Start of RECORDS SHOWN

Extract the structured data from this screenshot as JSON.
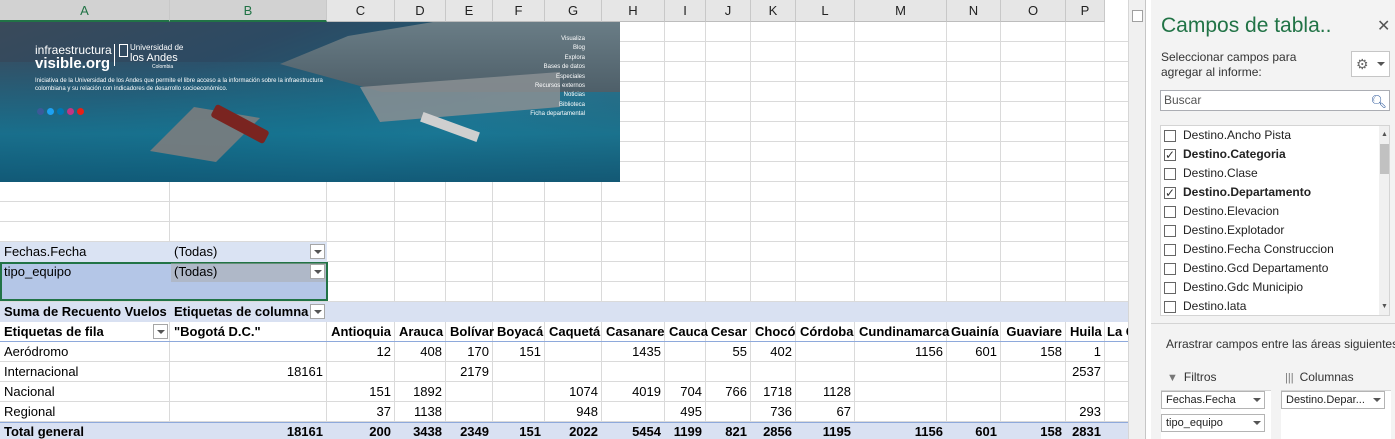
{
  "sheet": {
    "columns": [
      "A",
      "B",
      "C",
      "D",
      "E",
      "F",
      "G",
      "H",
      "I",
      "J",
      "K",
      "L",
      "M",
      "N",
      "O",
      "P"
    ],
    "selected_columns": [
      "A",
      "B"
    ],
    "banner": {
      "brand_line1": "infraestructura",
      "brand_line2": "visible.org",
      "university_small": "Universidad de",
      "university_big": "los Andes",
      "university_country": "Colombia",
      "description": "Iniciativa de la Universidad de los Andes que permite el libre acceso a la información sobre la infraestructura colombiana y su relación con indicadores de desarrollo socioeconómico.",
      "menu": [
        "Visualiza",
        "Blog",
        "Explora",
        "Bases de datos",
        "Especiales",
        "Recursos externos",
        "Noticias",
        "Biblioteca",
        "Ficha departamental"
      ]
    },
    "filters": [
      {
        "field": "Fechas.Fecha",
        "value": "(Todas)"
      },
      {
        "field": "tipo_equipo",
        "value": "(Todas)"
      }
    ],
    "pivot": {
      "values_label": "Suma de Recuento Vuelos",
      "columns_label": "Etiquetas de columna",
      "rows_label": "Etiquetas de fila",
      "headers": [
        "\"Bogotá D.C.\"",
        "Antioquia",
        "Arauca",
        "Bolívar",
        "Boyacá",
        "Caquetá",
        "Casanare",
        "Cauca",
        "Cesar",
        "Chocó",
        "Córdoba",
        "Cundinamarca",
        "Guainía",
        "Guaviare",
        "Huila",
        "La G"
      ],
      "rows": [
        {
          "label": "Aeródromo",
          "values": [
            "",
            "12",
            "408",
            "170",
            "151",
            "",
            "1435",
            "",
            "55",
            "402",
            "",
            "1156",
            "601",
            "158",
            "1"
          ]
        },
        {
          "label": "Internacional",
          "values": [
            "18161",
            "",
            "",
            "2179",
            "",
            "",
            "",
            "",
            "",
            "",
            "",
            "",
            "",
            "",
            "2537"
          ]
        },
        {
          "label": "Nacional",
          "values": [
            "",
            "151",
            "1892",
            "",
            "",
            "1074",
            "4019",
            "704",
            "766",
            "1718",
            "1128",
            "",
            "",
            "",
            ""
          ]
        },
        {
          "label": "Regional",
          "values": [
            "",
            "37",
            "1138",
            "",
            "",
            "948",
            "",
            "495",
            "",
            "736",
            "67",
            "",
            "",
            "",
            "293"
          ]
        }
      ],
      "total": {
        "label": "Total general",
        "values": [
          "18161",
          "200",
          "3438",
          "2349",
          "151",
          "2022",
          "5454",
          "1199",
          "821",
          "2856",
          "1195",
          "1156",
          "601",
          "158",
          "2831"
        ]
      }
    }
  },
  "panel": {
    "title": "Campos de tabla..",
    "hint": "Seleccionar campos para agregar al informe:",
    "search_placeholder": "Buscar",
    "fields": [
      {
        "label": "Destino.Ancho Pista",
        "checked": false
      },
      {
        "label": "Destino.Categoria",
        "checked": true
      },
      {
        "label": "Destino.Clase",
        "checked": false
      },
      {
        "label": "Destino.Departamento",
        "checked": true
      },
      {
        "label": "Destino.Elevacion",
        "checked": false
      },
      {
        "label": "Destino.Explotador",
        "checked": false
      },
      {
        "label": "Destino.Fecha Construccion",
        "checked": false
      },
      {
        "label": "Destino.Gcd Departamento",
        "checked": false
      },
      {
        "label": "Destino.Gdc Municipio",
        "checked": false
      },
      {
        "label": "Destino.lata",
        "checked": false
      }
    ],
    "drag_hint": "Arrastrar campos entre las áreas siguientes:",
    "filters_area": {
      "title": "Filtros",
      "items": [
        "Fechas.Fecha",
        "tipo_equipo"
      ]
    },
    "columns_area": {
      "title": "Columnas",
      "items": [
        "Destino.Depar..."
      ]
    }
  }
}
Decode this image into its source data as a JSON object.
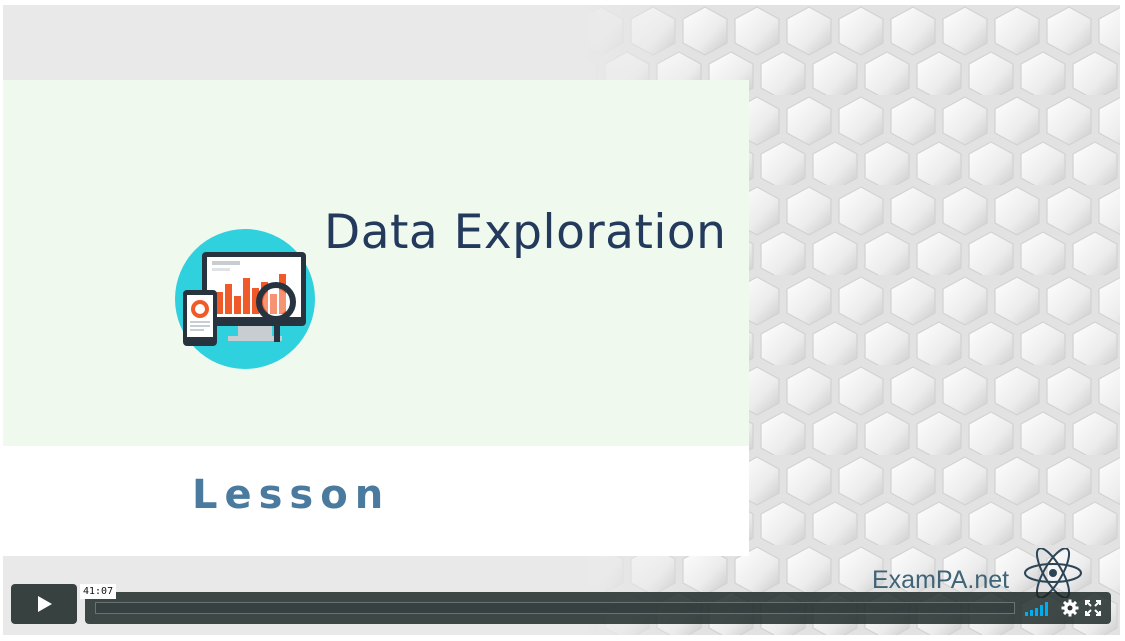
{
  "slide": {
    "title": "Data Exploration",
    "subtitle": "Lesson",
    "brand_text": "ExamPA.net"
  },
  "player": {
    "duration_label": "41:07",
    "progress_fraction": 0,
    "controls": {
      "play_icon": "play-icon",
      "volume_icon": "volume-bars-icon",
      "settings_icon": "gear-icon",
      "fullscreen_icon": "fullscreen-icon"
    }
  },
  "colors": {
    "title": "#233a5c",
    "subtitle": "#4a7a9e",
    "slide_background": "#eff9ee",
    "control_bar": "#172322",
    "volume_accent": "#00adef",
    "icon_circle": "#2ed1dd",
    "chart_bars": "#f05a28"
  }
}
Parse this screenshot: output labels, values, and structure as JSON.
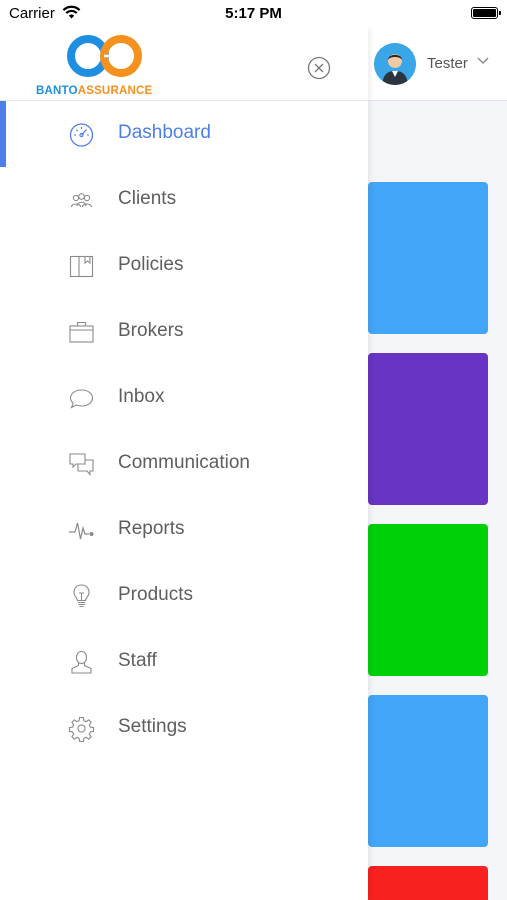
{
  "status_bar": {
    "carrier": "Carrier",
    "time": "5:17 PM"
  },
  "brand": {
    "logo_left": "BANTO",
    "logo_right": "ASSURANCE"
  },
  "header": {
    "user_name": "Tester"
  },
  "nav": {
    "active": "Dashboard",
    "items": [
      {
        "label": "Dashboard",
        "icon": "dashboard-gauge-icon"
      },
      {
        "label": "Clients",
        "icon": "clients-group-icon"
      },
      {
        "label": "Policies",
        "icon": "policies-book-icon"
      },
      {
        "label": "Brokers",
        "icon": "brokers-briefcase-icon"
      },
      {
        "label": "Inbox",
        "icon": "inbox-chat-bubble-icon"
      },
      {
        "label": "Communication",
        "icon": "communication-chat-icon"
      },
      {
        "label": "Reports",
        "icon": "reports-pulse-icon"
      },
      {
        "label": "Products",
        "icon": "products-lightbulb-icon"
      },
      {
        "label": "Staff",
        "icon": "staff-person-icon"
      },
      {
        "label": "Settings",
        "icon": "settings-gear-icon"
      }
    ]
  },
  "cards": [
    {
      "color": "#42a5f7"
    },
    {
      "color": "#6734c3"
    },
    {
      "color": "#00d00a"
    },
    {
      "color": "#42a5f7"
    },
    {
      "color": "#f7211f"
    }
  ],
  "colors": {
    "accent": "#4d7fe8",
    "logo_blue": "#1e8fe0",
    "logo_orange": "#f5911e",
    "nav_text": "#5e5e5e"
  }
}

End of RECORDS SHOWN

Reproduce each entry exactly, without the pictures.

SOLUTION ▸
Extract the structured data from this screenshot as JSON.
{
  "sheet": {
    "columns": [
      "A",
      "B",
      "C",
      "D",
      "E",
      "F",
      "G",
      "H",
      "I",
      "J",
      "K",
      "L",
      "M",
      "N",
      "O",
      "P"
    ],
    "selected_columns": [
      "A",
      "B"
    ],
    "banner": {
      "brand_line1": "infraestructura",
      "brand_line2": "visible.org",
      "university_small": "Universidad de",
      "university_big": "los Andes",
      "university_country": "Colombia",
      "description": "Iniciativa de la Universidad de los Andes que permite el libre acceso a la información sobre la infraestructura colombiana y su relación con indicadores de desarrollo socioeconómico.",
      "menu": [
        "Visualiza",
        "Blog",
        "Explora",
        "Bases de datos",
        "Especiales",
        "Recursos externos",
        "Noticias",
        "Biblioteca",
        "Ficha departamental"
      ]
    },
    "filters": [
      {
        "field": "Fechas.Fecha",
        "value": "(Todas)"
      },
      {
        "field": "tipo_equipo",
        "value": "(Todas)"
      }
    ],
    "pivot": {
      "values_label": "Suma de Recuento Vuelos",
      "columns_label": "Etiquetas de columna",
      "rows_label": "Etiquetas de fila",
      "headers": [
        "\"Bogotá D.C.\"",
        "Antioquia",
        "Arauca",
        "Bolívar",
        "Boyacá",
        "Caquetá",
        "Casanare",
        "Cauca",
        "Cesar",
        "Chocó",
        "Córdoba",
        "Cundinamarca",
        "Guainía",
        "Guaviare",
        "Huila",
        "La G"
      ],
      "rows": [
        {
          "label": "Aeródromo",
          "values": [
            "",
            "12",
            "408",
            "170",
            "151",
            "",
            "1435",
            "",
            "55",
            "402",
            "",
            "1156",
            "601",
            "158",
            "1"
          ]
        },
        {
          "label": "Internacional",
          "values": [
            "18161",
            "",
            "",
            "2179",
            "",
            "",
            "",
            "",
            "",
            "",
            "",
            "",
            "",
            "",
            "2537"
          ]
        },
        {
          "label": "Nacional",
          "values": [
            "",
            "151",
            "1892",
            "",
            "",
            "1074",
            "4019",
            "704",
            "766",
            "1718",
            "1128",
            "",
            "",
            "",
            ""
          ]
        },
        {
          "label": "Regional",
          "values": [
            "",
            "37",
            "1138",
            "",
            "",
            "948",
            "",
            "495",
            "",
            "736",
            "67",
            "",
            "",
            "",
            "293"
          ]
        }
      ],
      "total": {
        "label": "Total general",
        "values": [
          "18161",
          "200",
          "3438",
          "2349",
          "151",
          "2022",
          "5454",
          "1199",
          "821",
          "2856",
          "1195",
          "1156",
          "601",
          "158",
          "2831"
        ]
      }
    }
  },
  "panel": {
    "title": "Campos de tabla..",
    "hint": "Seleccionar campos para agregar al informe:",
    "search_placeholder": "Buscar",
    "fields": [
      {
        "label": "Destino.Ancho Pista",
        "checked": false
      },
      {
        "label": "Destino.Categoria",
        "checked": true
      },
      {
        "label": "Destino.Clase",
        "checked": false
      },
      {
        "label": "Destino.Departamento",
        "checked": true
      },
      {
        "label": "Destino.Elevacion",
        "checked": false
      },
      {
        "label": "Destino.Explotador",
        "checked": false
      },
      {
        "label": "Destino.Fecha Construccion",
        "checked": false
      },
      {
        "label": "Destino.Gcd Departamento",
        "checked": false
      },
      {
        "label": "Destino.Gdc Municipio",
        "checked": false
      },
      {
        "label": "Destino.lata",
        "checked": false
      }
    ],
    "drag_hint": "Arrastrar campos entre las áreas siguientes:",
    "filters_area": {
      "title": "Filtros",
      "items": [
        "Fechas.Fecha",
        "tipo_equipo"
      ]
    },
    "columns_area": {
      "title": "Columnas",
      "items": [
        "Destino.Depar..."
      ]
    }
  }
}
Decode this image into its source data as a JSON object.
{
  "slide": {
    "title": "Data Exploration",
    "subtitle": "Lesson",
    "brand_text": "ExamPA.net"
  },
  "player": {
    "duration_label": "41:07",
    "progress_fraction": 0,
    "controls": {
      "play_icon": "play-icon",
      "volume_icon": "volume-bars-icon",
      "settings_icon": "gear-icon",
      "fullscreen_icon": "fullscreen-icon"
    }
  },
  "colors": {
    "title": "#233a5c",
    "subtitle": "#4a7a9e",
    "slide_background": "#eff9ee",
    "control_bar": "#172322",
    "volume_accent": "#00adef",
    "icon_circle": "#2ed1dd",
    "chart_bars": "#f05a28"
  }
}
Parse this screenshot: output labels, values, and structure as JSON.
{
  "status_bar": {
    "carrier": "Carrier",
    "time": "5:17 PM"
  },
  "brand": {
    "logo_left": "BANTO",
    "logo_right": "ASSURANCE"
  },
  "header": {
    "user_name": "Tester"
  },
  "nav": {
    "active": "Dashboard",
    "items": [
      {
        "label": "Dashboard",
        "icon": "dashboard-gauge-icon"
      },
      {
        "label": "Clients",
        "icon": "clients-group-icon"
      },
      {
        "label": "Policies",
        "icon": "policies-book-icon"
      },
      {
        "label": "Brokers",
        "icon": "brokers-briefcase-icon"
      },
      {
        "label": "Inbox",
        "icon": "inbox-chat-bubble-icon"
      },
      {
        "label": "Communication",
        "icon": "communication-chat-icon"
      },
      {
        "label": "Reports",
        "icon": "reports-pulse-icon"
      },
      {
        "label": "Products",
        "icon": "products-lightbulb-icon"
      },
      {
        "label": "Staff",
        "icon": "staff-person-icon"
      },
      {
        "label": "Settings",
        "icon": "settings-gear-icon"
      }
    ]
  },
  "cards": [
    {
      "color": "#42a5f7"
    },
    {
      "color": "#6734c3"
    },
    {
      "color": "#00d00a"
    },
    {
      "color": "#42a5f7"
    },
    {
      "color": "#f7211f"
    }
  ],
  "colors": {
    "accent": "#4d7fe8",
    "logo_blue": "#1e8fe0",
    "logo_orange": "#f5911e",
    "nav_text": "#5e5e5e"
  }
}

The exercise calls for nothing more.